PROBLEM DESCRIPTION
Could you write out the whole listing exactly as it appears?

GIVEN RECORDS
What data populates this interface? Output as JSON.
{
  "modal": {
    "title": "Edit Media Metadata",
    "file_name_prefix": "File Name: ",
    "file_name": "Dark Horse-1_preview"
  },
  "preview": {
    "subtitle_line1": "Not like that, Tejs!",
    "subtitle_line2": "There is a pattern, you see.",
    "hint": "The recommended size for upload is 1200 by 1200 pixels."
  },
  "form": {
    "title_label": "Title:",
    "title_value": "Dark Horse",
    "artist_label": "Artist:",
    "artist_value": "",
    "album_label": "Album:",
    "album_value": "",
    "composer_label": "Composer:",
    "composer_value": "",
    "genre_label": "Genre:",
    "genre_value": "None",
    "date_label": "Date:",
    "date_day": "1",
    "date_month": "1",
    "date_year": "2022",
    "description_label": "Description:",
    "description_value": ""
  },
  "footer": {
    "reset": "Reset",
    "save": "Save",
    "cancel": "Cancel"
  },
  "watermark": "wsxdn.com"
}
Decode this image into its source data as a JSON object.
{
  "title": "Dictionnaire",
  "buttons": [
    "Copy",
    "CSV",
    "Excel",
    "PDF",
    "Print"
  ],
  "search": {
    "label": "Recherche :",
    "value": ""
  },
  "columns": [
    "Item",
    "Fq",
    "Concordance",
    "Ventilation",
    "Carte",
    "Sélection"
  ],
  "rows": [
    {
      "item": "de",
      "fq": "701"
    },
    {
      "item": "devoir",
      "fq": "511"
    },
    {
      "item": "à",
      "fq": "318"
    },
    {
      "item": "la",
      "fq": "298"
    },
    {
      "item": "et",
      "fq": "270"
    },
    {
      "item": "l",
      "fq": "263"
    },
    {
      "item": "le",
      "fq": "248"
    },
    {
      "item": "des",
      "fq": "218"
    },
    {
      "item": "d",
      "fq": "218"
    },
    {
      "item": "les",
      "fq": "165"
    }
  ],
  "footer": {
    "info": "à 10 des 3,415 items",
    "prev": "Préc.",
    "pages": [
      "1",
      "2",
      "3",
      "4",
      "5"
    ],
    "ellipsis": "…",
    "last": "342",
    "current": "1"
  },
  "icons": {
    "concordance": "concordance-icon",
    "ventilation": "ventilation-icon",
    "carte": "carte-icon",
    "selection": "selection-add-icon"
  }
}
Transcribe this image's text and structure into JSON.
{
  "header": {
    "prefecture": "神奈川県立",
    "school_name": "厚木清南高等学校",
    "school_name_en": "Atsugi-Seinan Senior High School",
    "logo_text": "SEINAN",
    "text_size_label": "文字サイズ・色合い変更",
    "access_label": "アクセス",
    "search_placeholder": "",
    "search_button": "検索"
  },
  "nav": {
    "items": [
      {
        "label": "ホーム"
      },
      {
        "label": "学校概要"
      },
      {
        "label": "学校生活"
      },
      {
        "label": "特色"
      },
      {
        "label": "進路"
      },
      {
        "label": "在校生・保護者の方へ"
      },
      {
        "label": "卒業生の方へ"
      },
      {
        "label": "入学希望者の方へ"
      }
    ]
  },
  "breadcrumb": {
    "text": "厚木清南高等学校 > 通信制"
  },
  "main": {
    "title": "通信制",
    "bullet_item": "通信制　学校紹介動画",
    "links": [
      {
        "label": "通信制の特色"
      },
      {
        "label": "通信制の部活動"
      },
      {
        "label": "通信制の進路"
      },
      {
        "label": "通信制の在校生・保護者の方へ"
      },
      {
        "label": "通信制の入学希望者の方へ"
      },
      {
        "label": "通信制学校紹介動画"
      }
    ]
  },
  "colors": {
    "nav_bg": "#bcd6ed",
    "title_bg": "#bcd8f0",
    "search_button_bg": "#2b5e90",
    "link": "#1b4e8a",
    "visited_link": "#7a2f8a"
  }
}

ANSWER TO THIS PROBLEM
What data populates this interface? Output as JSON.
{
  "modal": {
    "title": "Edit Media Metadata",
    "file_name_prefix": "File Name: ",
    "file_name": "Dark Horse-1_preview"
  },
  "preview": {
    "subtitle_line1": "Not like that, Tejs!",
    "subtitle_line2": "There is a pattern, you see.",
    "hint": "The recommended size for upload is 1200 by 1200 pixels."
  },
  "form": {
    "title_label": "Title:",
    "title_value": "Dark Horse",
    "artist_label": "Artist:",
    "artist_value": "",
    "album_label": "Album:",
    "album_value": "",
    "composer_label": "Composer:",
    "composer_value": "",
    "genre_label": "Genre:",
    "genre_value": "None",
    "date_label": "Date:",
    "date_day": "1",
    "date_month": "1",
    "date_year": "2022",
    "description_label": "Description:",
    "description_value": ""
  },
  "footer": {
    "reset": "Reset",
    "save": "Save",
    "cancel": "Cancel"
  },
  "watermark": "wsxdn.com"
}
Decode this image into its source data as a JSON object.
{
  "title": "Dictionnaire",
  "buttons": [
    "Copy",
    "CSV",
    "Excel",
    "PDF",
    "Print"
  ],
  "search": {
    "label": "Recherche :",
    "value": ""
  },
  "columns": [
    "Item",
    "Fq",
    "Concordance",
    "Ventilation",
    "Carte",
    "Sélection"
  ],
  "rows": [
    {
      "item": "de",
      "fq": "701"
    },
    {
      "item": "devoir",
      "fq": "511"
    },
    {
      "item": "à",
      "fq": "318"
    },
    {
      "item": "la",
      "fq": "298"
    },
    {
      "item": "et",
      "fq": "270"
    },
    {
      "item": "l",
      "fq": "263"
    },
    {
      "item": "le",
      "fq": "248"
    },
    {
      "item": "des",
      "fq": "218"
    },
    {
      "item": "d",
      "fq": "218"
    },
    {
      "item": "les",
      "fq": "165"
    }
  ],
  "footer": {
    "info": "à 10 des 3,415 items",
    "prev": "Préc.",
    "pages": [
      "1",
      "2",
      "3",
      "4",
      "5"
    ],
    "ellipsis": "…",
    "last": "342",
    "current": "1"
  },
  "icons": {
    "concordance": "concordance-icon",
    "ventilation": "ventilation-icon",
    "carte": "carte-icon",
    "selection": "selection-add-icon"
  }
}
Transcribe this image's text and structure into JSON.
{
  "header": {
    "prefecture": "神奈川県立",
    "school_name": "厚木清南高等学校",
    "school_name_en": "Atsugi-Seinan Senior High School",
    "logo_text": "SEINAN",
    "text_size_label": "文字サイズ・色合い変更",
    "access_label": "アクセス",
    "search_placeholder": "",
    "search_button": "検索"
  },
  "nav": {
    "items": [
      {
        "label": "ホーム"
      },
      {
        "label": "学校概要"
      },
      {
        "label": "学校生活"
      },
      {
        "label": "特色"
      },
      {
        "label": "進路"
      },
      {
        "label": "在校生・保護者の方へ"
      },
      {
        "label": "卒業生の方へ"
      },
      {
        "label": "入学希望者の方へ"
      }
    ]
  },
  "breadcrumb": {
    "text": "厚木清南高等学校 > 通信制"
  },
  "main": {
    "title": "通信制",
    "bullet_item": "通信制　学校紹介動画",
    "links": [
      {
        "label": "通信制の特色"
      },
      {
        "label": "通信制の部活動"
      },
      {
        "label": "通信制の進路"
      },
      {
        "label": "通信制の在校生・保護者の方へ"
      },
      {
        "label": "通信制の入学希望者の方へ"
      },
      {
        "label": "通信制学校紹介動画"
      }
    ]
  },
  "colors": {
    "nav_bg": "#bcd6ed",
    "title_bg": "#bcd8f0",
    "search_button_bg": "#2b5e90",
    "link": "#1b4e8a",
    "visited_link": "#7a2f8a"
  }
}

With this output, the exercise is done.